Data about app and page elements
════════════════════
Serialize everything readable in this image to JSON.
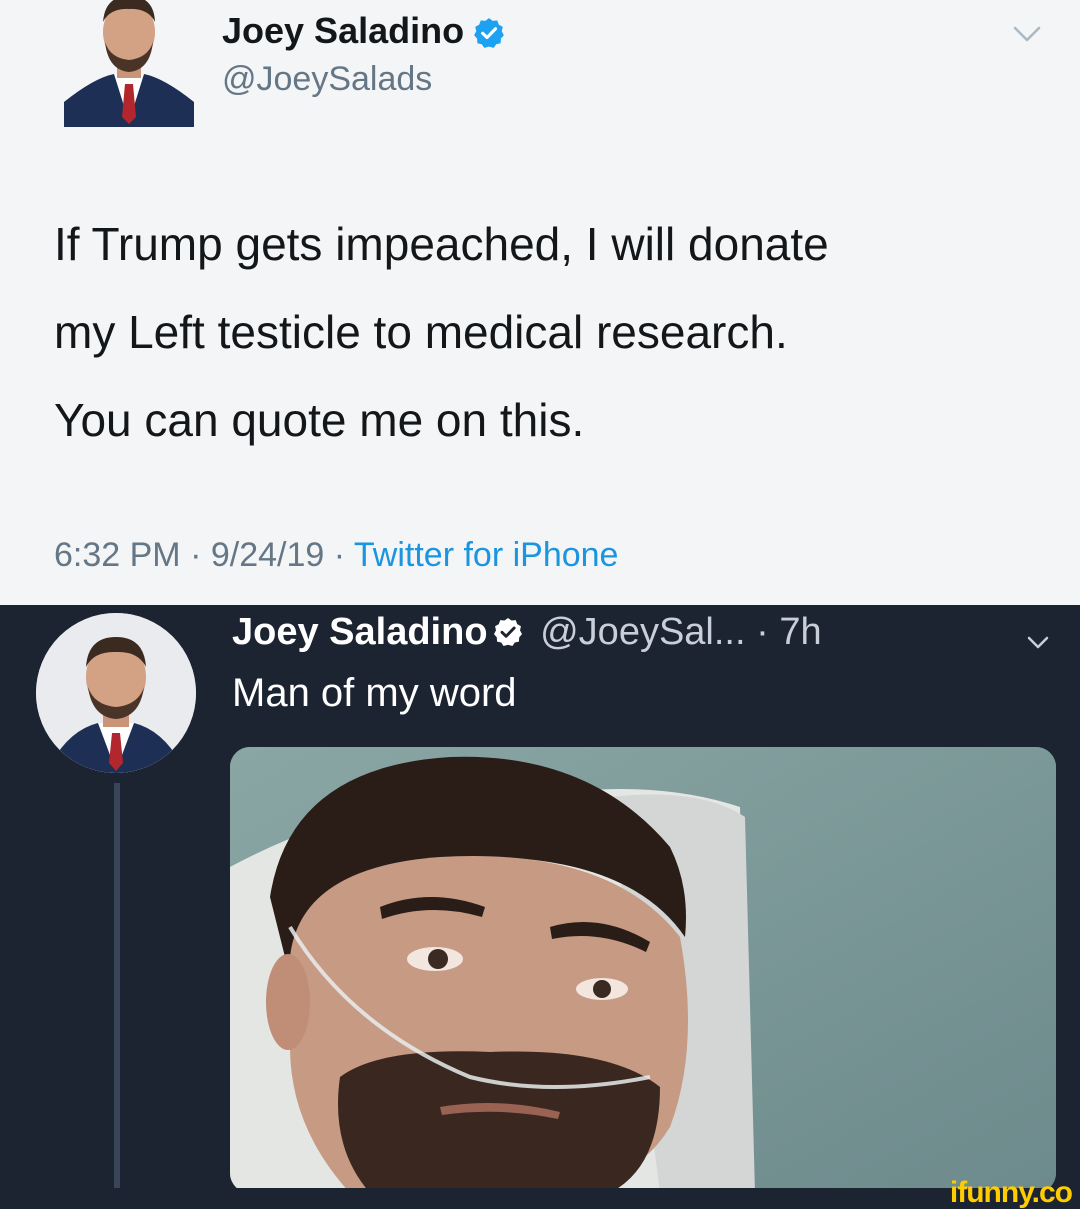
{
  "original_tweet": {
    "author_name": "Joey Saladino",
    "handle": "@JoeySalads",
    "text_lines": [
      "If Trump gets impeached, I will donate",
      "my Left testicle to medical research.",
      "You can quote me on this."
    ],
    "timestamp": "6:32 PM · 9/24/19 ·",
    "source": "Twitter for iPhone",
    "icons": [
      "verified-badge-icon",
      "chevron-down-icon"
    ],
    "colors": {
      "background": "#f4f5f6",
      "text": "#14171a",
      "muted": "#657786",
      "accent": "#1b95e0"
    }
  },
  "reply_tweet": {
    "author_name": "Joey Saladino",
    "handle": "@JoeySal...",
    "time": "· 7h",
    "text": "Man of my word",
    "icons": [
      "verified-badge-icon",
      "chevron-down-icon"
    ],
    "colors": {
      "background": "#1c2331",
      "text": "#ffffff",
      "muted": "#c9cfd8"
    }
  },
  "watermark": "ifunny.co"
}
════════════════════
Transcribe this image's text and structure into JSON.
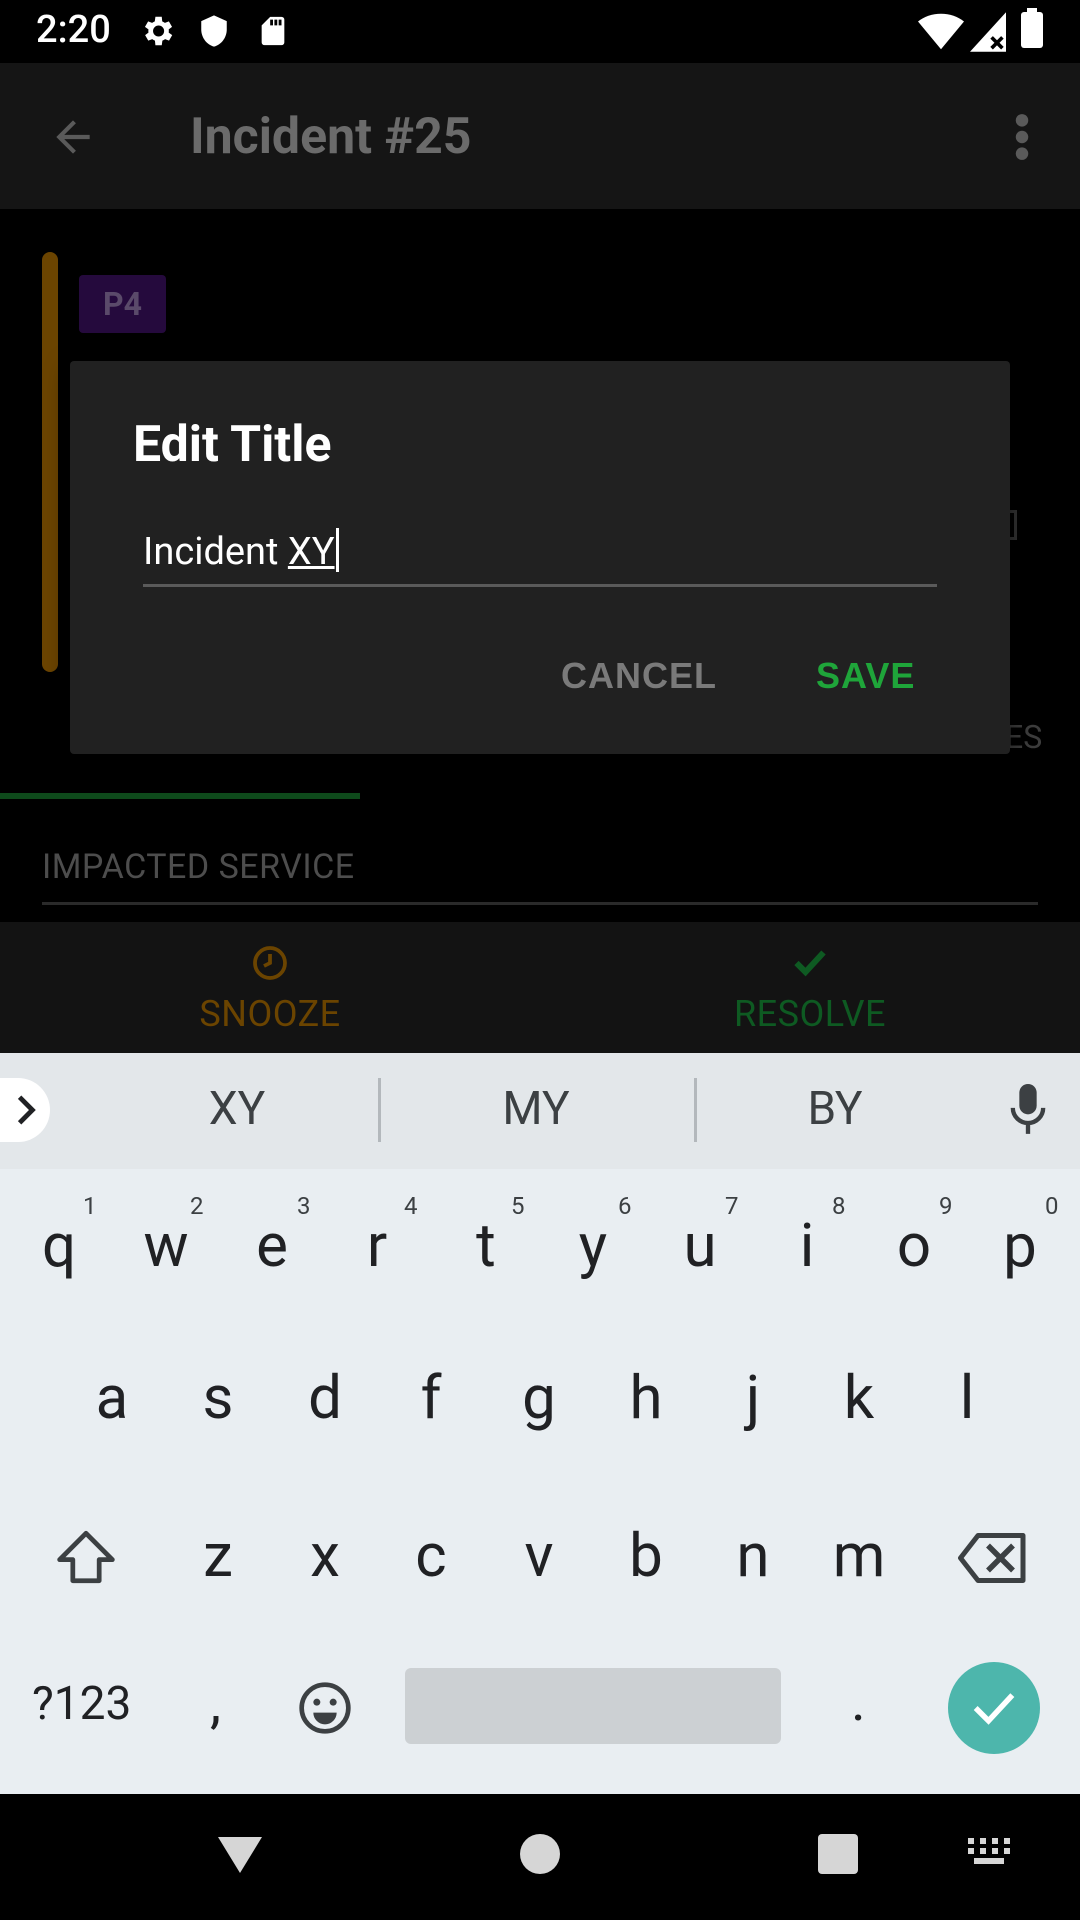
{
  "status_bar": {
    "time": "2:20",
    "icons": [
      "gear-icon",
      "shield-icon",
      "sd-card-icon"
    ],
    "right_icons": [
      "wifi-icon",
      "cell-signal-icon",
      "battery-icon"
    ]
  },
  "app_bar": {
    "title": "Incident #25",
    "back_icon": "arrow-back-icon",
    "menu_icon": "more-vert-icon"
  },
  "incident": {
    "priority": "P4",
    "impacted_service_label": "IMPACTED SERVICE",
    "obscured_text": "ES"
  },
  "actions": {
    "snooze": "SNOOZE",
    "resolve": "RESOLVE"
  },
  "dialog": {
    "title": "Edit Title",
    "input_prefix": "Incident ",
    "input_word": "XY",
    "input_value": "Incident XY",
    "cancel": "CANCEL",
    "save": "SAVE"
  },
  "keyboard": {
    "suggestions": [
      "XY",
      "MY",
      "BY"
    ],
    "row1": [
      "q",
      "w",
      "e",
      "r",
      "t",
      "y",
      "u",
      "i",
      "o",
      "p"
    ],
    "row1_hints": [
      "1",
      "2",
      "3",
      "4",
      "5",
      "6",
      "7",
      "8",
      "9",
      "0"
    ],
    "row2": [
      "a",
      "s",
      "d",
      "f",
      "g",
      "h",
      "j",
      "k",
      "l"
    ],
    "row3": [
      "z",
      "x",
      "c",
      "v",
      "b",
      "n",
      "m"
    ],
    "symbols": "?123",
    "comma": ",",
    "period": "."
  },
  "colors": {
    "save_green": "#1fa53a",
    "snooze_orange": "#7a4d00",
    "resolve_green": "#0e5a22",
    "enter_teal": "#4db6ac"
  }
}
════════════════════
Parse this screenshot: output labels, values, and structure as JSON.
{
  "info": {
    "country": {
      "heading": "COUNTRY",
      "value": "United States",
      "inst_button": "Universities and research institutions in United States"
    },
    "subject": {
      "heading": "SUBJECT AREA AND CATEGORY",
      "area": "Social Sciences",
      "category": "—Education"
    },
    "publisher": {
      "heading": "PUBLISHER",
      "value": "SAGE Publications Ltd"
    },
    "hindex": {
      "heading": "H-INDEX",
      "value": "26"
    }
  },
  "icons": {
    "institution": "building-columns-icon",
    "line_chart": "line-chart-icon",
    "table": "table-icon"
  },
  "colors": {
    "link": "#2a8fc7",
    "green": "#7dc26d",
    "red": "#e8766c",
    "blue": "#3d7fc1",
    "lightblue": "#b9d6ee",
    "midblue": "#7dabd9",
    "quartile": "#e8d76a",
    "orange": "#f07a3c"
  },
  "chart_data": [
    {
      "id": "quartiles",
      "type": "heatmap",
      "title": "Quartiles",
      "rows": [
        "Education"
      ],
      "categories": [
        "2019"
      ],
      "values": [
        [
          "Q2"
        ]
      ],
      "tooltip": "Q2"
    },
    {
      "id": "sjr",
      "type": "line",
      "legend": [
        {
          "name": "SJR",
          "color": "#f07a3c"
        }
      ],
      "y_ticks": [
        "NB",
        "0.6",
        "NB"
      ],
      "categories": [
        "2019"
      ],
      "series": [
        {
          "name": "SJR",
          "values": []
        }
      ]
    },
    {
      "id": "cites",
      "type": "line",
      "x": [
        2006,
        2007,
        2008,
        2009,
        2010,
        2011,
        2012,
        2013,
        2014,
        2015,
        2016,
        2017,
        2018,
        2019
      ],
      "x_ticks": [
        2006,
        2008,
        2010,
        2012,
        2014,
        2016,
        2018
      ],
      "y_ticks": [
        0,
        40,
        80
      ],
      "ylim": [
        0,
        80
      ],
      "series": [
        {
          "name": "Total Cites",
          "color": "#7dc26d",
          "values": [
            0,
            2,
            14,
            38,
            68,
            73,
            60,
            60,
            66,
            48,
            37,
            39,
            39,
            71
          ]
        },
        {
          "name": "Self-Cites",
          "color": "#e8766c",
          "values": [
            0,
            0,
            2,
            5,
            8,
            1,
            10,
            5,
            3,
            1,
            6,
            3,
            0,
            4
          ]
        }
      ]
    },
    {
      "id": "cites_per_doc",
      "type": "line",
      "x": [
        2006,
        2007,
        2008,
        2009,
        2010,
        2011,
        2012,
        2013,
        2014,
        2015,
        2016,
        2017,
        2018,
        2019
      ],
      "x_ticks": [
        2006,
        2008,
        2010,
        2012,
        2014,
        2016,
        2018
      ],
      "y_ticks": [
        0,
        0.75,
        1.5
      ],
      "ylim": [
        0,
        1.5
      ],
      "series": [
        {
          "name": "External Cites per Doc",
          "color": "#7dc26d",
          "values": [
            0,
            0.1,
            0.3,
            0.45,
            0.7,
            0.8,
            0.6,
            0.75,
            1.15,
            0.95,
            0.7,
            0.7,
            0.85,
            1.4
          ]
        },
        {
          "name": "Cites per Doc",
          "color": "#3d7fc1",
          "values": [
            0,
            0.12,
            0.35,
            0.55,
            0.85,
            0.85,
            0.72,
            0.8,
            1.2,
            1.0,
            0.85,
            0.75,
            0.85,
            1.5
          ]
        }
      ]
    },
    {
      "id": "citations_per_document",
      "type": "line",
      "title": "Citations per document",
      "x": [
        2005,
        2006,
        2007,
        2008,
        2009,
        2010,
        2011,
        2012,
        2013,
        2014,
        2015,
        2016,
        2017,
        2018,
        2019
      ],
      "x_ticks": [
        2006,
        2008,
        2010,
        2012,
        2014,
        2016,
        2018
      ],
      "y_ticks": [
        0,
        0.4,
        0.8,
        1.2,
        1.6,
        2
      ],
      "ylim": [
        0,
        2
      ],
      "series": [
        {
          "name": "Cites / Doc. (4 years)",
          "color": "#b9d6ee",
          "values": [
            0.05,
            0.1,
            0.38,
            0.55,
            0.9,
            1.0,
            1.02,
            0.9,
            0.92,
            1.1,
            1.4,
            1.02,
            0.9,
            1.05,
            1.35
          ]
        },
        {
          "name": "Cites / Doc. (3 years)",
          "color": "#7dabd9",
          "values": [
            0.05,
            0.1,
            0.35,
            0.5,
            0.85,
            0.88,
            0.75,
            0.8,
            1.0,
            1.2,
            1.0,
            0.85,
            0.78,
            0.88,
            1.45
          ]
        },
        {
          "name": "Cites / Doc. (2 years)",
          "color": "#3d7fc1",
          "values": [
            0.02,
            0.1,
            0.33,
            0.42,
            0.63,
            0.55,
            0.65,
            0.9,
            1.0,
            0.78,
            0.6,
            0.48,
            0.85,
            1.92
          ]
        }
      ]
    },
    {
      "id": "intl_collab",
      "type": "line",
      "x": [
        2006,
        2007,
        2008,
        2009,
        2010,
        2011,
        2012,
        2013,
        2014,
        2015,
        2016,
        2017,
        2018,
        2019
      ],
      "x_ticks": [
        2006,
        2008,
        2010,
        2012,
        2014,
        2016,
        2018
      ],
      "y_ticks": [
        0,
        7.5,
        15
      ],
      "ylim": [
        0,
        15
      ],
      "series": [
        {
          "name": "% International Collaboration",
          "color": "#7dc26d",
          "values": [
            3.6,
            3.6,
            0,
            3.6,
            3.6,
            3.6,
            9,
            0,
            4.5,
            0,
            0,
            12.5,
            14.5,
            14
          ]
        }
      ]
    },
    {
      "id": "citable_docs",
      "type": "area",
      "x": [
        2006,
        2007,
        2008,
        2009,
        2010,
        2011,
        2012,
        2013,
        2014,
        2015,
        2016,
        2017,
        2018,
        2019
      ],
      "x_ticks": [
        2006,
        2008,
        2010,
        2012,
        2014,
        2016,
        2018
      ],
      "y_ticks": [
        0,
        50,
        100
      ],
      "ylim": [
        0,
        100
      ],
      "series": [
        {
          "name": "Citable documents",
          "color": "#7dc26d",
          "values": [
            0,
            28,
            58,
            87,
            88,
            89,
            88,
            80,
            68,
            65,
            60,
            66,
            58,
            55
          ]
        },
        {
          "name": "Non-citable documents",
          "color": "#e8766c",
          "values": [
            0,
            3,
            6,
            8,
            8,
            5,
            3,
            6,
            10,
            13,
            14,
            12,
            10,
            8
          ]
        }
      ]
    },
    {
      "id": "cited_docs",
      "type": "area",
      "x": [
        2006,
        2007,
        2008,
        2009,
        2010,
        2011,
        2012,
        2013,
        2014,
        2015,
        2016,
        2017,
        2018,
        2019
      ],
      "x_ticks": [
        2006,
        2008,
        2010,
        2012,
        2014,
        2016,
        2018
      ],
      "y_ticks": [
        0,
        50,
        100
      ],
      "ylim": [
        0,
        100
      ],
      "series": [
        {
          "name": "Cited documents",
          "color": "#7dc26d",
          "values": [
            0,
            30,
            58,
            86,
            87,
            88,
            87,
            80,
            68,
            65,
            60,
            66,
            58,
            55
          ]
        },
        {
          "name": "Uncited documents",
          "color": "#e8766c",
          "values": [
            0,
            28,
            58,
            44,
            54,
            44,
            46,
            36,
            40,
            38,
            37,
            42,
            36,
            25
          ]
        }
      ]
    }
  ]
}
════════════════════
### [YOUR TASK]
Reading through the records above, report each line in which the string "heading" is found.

### [FINAL ANSWER]
      "heading": "COUNTRY",
      "heading": "SUBJECT AREA AND CATEGORY",
      "heading": "PUBLISHER",
      "heading": "H-INDEX",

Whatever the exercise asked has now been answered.